Object. Cortical stimulation mapping has traditionally relied on disruption of object naming to define essential language areas. In this study, the authors reviewed the use of a different language task, verb generation, in mapping language. This task has greater use in brain imaging studies and may be used to test aspects of language different from those of object naming.
Methods. In 14 patients, cortical stimulation mapping performed using a verb generation task provided a map of language areas in the frontal and temporoparietal cortices. These verb generation maps often overlapped object naming ones and, in many patients, different areas of cortex were found to be involved in the two functions. In three patients, stimulation mapping was performed during the initial performance of the verb generation task and also during learned performance of the task. Parallel to findings of published neuroimaging studies, a larger area of stimulated cortex led to disruption of verb generation in response to stimulation during novel task performance than during learned performance.
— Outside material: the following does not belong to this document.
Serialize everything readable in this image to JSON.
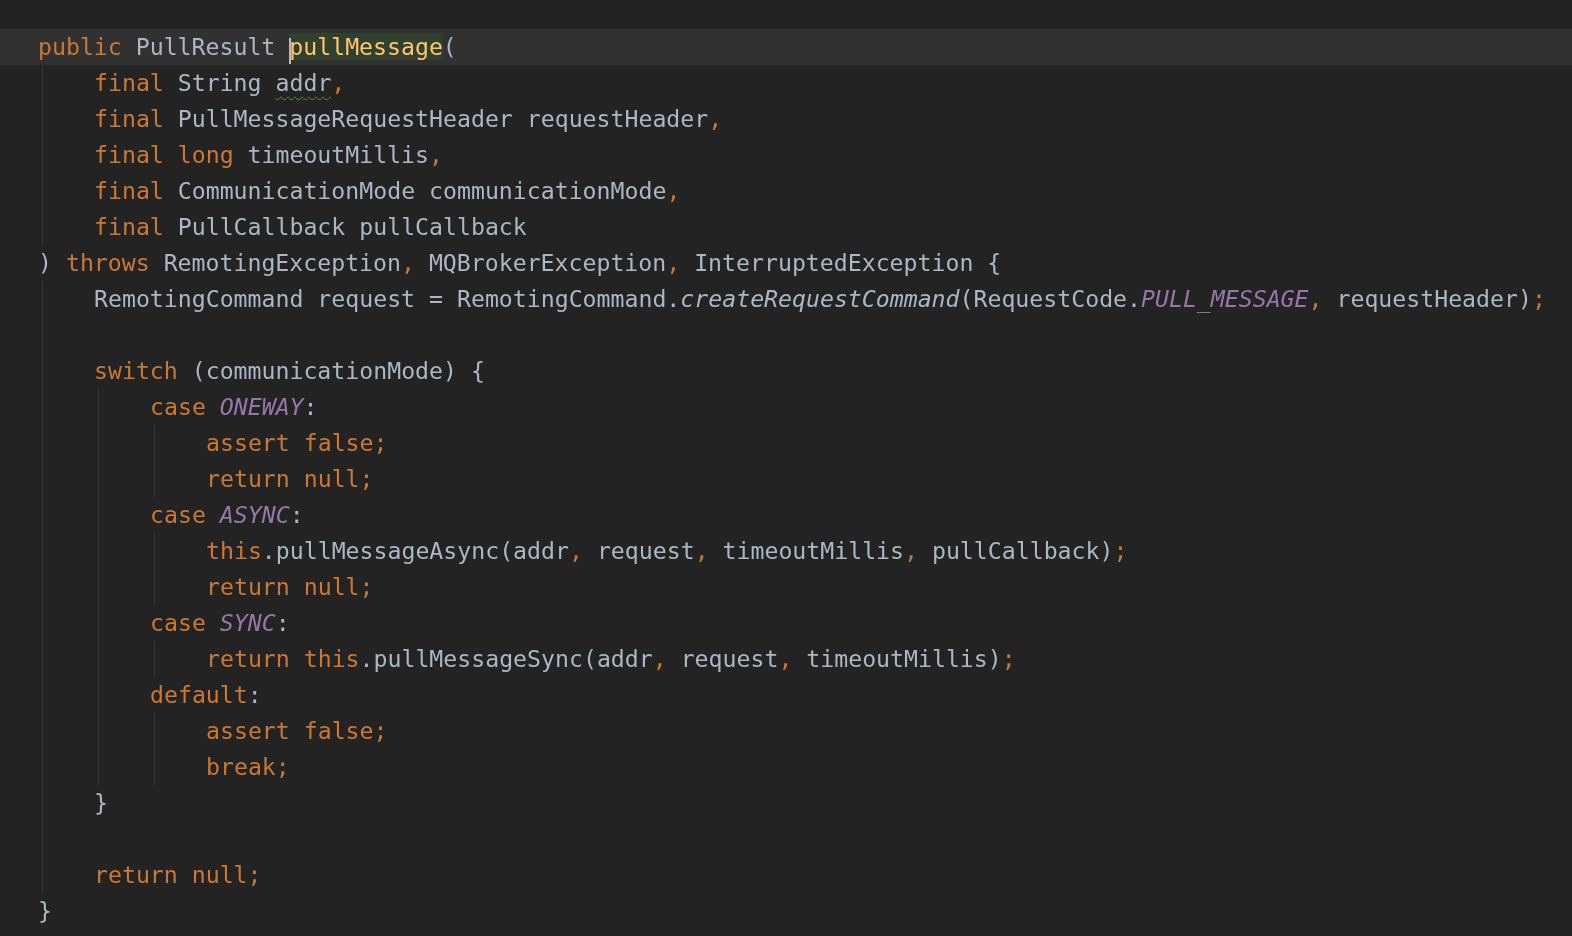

Conclusions. Results of cortical stimulation mapping closely resemble those of functional neuroimaging when both implement the verb generation task. The precise map of the temporoparietal language cortex depends on the task used for mapping.